Diabetes is not a serious disease.

FALSE — Diabetes is a serious disease that can be managed with positive outcomes for one’s lifestyle. For some individuals with pre-diabetes, early and effective treatment can actually return blood glucose levels to the normal range. If diagnosed with diabetes and managed properly, individuals can prevent or delay diabetes complications. Complications of diabetes can affect your eyes, teeth and gums, heart, kidneys, sex organs, blood vessels, nerves or feet.  The diabetes health care team will assist patients with self-management of a diabetes regime. This team includes, but is not limited to, a primary care manager, a disease manager,
diabetic educator, an endocrinologist and psychologist.  Individuals with diabetes should meet with their primary care manager at least once a year.

You can have “a touch of the sugars” or “a little” diabetes.  

FALSE — People are diagnosed as pre-diabetic or diabetic Type 1. Your primary care manager may order blood tests to make a diagnosis for pre-diabetes or diabetes.
A common test is the A1c test that measures the average blood glucose over the past three months. According to the American Diabetes Association, diabetes is diagnosed at an A1c of greater than or equal to 6.5 percent, and pre-diabetes is diagnosed at an A1c of 5.7 to 6.4 percent.  This test can be accomplished at your local medical facility.  Your primary care manager will discuss the results with you and plan your medical care as needed.

People who get diabetes need to follow a special diet.

FALSE — People with diabetes benefit from the same healthy diet that is good for everyone else. A diet that is low fat, moderate in salt and sugar, contains lean proteins, non-starchy vegetables, whole grains, healthy fats and fruit is a good combination for healthy eating.  In addition to healthy eating, one should maintain a regular physical activity program. It can help lower blood glucose, blood pressure and cholesterol and the risk for heart disease and stroke. Additionally, exercise burns calories to manage weight, strengthens muscles and bones, increases energy for daily activities, and reduces stress.
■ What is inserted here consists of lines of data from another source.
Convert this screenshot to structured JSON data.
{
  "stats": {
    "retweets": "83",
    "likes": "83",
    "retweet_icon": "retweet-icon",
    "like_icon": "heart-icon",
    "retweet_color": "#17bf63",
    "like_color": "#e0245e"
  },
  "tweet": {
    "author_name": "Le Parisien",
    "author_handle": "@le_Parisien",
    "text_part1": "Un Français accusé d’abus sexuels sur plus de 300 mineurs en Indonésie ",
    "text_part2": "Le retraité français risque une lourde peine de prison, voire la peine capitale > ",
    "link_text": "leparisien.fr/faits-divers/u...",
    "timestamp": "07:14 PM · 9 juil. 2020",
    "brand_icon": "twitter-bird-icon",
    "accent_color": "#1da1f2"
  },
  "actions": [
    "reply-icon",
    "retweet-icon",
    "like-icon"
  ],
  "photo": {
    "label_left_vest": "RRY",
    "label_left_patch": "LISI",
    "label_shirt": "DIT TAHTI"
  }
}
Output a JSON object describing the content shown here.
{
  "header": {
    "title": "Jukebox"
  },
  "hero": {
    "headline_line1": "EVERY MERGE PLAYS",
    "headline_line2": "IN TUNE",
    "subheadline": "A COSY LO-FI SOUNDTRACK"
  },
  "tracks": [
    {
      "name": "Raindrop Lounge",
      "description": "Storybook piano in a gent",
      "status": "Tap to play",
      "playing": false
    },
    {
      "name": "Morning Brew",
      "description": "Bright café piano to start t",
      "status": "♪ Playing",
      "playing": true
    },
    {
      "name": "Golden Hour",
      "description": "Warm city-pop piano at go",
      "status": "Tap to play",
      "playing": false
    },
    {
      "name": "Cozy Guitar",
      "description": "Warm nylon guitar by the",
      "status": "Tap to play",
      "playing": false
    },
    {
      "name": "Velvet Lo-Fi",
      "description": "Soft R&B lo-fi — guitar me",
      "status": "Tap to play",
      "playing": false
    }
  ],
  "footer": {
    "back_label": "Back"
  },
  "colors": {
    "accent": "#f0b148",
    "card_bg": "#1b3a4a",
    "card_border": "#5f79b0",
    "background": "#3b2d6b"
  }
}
Symptoms of diabetes can go unnoticed.

TRUE — Some individuals with pre-diabetes or Type 2 diabetes may not notice mild symptoms that could be indicators of diabetes. Common symptoms of diabetes include:
• Feeling thirsty and hungry
• Frequent urination
• Extreme fatigue
• Blurry vision
• Slow healing from cuts or bruises
• Weight loss even though meals have increased
• Tingling, pain or numbness in the hands or feet
If you notice any of these symptoms, contact your primary care manager for further evaluation.

Small changes in your lifestyle can decrease your risk of developing diabetes.

TRUE — There are several ways to lower the risk of developing diabetes. Your diabetes medical professionals at the 86th MDG can assist you with the following:
• Losing weight
• Incorporating a healthy eating plan into your lifestyle
• Managing high blood pressure
• Maintaining an exercise plan to stay physically active
• Managing high blood glucose with a goal set by your primary care manager
• Smoking cessation

Now that you have increased your knowledge, use this power and fight diabetes. Make plans to attend the Diabetes Discussion from 11 a.m. to 1 p.m. Thursday at the Ramstein Clinic. This event is open to anyone enrolled at the Ramstein Clinic.

For more information or to sign up for the event, contact the disease managers at 479-2689 or 06371-46-2689, or your primary care manager through MiCare or the appointment line at 479-2273 or 06371-46-CARE.